Anecdotal thinking comes naturally; science requires training. ~ Michael Shermer
At the beginning of the 20th century, worldwide life expectancy was less than 40 years of age. Today the world average stands at around 70. The single biggest reason for this miraculous leap in longevity has been our ability to cure diseases. Vaccines, antibiotics and advances in medical technology have changed the game. We are still in an arms race against many diseases, but we stand at a unique period in human history where it’s possible to imagine a day when we have conquered disease.
…willingness to fight against tyranny, and sacrifice safety and comforts for liberty and freedom, is the essence of the American character. These are the values that define strength, courage, and resolve in our country, and they always have.
The continual struggle to preserve the moral basis of the nation’s strength – through the arts, education, and thought – is the strongest bulwark of national security.
I never thought much of the courage of a lion-tamer.

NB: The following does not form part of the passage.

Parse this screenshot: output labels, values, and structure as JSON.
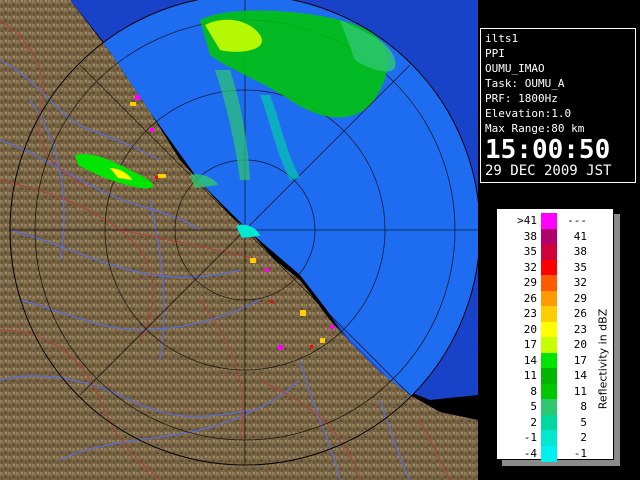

Inside the cage he is at least safe from people.
In our glorious land of plenty, less is always more when it comes to taxing any lobe of the brain with the intake of facts and numbers, critical thinking, or the comprehension of anything that isn’t…well, sports.
Progressives offer a vision that draws on the deep history and powerful stories of people working together to make this country strong, to protect ourselves and one another, to care about the health and safety of all Americans.
Gross National Product measures neither the health of our children, the quality of their education, nor the joy of their play. It measures neither the beauty of our poetry, nor the strength of our marriages. It is indifferent to the decency of our factories and the safety of our streets alike. It measures neither our wisdom nor our learning; neither our wit nor our courage; neither our compassion nor our devotion to country. It measures everthing, in short, except that which makes life worth living, and it can tell us everything about our country except those things that make us proud to be part of it.
You are of course welcome to look up the phrase critical thinking in the Wisdom Archive: the 25,000-quote search engine.